Records to process:
============================================================

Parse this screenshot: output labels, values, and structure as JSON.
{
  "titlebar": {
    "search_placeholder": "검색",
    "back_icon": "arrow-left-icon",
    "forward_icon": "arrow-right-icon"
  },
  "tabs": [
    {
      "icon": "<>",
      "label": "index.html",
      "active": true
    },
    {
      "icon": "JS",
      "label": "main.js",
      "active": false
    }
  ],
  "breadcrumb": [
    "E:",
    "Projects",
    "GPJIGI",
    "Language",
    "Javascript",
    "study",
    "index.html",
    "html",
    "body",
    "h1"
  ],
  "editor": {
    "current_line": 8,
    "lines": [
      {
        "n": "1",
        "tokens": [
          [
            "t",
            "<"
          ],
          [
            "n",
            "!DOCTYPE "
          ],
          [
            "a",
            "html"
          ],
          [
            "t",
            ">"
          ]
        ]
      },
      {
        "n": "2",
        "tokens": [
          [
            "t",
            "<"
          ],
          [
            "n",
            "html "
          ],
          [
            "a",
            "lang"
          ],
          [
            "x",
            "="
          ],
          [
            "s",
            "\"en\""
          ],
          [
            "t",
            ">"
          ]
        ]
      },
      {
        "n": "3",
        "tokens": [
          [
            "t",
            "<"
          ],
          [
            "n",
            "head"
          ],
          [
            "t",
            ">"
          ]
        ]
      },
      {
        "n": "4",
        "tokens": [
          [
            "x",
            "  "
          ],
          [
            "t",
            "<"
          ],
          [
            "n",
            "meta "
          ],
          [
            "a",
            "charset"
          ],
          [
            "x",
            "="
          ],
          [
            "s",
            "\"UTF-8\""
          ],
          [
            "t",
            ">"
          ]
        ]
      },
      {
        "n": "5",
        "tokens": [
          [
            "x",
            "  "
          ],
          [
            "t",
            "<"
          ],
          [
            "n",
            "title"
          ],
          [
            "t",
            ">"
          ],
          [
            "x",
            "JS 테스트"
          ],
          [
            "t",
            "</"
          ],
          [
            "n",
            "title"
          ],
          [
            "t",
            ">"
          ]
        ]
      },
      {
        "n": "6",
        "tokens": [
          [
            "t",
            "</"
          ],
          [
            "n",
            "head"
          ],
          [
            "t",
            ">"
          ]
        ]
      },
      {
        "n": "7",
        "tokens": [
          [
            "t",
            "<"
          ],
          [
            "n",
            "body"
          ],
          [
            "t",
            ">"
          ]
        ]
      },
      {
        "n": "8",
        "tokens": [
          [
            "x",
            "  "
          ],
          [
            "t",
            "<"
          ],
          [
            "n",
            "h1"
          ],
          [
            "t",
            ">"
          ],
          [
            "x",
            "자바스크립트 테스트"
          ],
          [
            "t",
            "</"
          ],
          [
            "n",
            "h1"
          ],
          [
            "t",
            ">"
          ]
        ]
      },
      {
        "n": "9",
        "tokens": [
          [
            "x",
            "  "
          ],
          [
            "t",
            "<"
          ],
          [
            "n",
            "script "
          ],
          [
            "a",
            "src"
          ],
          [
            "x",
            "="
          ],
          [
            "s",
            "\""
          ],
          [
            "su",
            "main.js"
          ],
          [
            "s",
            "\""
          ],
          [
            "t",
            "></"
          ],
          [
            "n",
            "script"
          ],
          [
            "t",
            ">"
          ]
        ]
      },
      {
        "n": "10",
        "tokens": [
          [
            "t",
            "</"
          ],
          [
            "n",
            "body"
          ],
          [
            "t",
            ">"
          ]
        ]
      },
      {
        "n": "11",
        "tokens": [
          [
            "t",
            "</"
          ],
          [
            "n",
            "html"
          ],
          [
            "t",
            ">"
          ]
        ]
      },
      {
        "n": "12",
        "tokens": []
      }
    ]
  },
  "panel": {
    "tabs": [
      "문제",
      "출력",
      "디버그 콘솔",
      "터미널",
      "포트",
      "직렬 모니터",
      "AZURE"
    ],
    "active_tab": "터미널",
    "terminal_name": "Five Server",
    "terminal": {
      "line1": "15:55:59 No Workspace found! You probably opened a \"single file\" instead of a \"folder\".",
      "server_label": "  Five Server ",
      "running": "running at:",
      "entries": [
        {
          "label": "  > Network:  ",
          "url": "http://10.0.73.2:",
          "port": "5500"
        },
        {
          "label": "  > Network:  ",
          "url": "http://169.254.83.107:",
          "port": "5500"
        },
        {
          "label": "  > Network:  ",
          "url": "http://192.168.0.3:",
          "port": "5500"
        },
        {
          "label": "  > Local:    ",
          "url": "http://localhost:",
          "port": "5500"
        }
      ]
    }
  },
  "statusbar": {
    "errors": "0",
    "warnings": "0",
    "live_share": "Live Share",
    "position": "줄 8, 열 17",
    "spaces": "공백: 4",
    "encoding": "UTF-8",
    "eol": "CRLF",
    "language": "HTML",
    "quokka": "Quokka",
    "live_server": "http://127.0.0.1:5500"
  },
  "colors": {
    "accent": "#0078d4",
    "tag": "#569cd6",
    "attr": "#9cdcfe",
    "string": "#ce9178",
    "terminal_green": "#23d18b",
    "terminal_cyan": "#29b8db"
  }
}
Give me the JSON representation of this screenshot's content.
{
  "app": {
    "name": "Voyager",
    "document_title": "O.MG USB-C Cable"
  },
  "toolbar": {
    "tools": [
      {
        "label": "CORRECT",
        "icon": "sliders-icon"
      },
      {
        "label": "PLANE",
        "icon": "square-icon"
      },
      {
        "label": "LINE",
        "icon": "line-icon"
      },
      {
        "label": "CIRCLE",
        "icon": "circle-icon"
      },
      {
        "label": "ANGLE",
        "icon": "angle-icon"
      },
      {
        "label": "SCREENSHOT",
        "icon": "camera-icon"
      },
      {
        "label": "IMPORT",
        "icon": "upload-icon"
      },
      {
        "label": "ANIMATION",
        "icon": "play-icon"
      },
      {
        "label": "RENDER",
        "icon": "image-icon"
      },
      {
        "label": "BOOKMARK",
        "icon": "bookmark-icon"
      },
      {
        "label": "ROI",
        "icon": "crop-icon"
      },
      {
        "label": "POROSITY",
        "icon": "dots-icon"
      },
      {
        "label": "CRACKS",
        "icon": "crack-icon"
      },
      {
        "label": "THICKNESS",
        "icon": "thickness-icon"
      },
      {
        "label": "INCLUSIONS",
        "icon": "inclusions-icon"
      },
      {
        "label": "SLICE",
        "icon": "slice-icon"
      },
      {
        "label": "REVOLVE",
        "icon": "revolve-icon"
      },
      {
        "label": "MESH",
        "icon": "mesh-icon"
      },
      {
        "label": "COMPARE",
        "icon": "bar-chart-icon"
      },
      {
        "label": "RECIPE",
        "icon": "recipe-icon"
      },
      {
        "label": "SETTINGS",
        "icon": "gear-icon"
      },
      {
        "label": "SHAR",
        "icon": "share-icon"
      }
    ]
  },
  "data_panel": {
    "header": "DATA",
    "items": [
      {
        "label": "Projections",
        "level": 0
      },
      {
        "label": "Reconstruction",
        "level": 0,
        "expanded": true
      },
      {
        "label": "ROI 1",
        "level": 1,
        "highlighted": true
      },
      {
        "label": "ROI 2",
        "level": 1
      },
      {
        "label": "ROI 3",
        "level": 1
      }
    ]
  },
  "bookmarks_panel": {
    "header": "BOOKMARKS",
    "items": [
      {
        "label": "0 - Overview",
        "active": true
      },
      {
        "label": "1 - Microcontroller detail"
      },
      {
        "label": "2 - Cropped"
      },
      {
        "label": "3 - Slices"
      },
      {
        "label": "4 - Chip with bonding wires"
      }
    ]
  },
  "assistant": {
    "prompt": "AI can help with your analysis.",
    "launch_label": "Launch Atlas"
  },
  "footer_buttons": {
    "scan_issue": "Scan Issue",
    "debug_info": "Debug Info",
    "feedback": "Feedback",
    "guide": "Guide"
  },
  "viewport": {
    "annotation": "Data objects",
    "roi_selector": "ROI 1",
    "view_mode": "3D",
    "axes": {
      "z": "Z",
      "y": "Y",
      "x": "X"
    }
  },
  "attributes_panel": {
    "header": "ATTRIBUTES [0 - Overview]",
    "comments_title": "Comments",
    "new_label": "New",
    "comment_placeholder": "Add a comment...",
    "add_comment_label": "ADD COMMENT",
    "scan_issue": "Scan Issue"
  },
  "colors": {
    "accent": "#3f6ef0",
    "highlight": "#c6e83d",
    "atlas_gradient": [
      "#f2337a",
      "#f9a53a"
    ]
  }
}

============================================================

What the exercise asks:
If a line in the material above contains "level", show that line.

Task result:
        "level": 0
        "level": 0,
        "level": 1,
        "level": 1
        "level": 1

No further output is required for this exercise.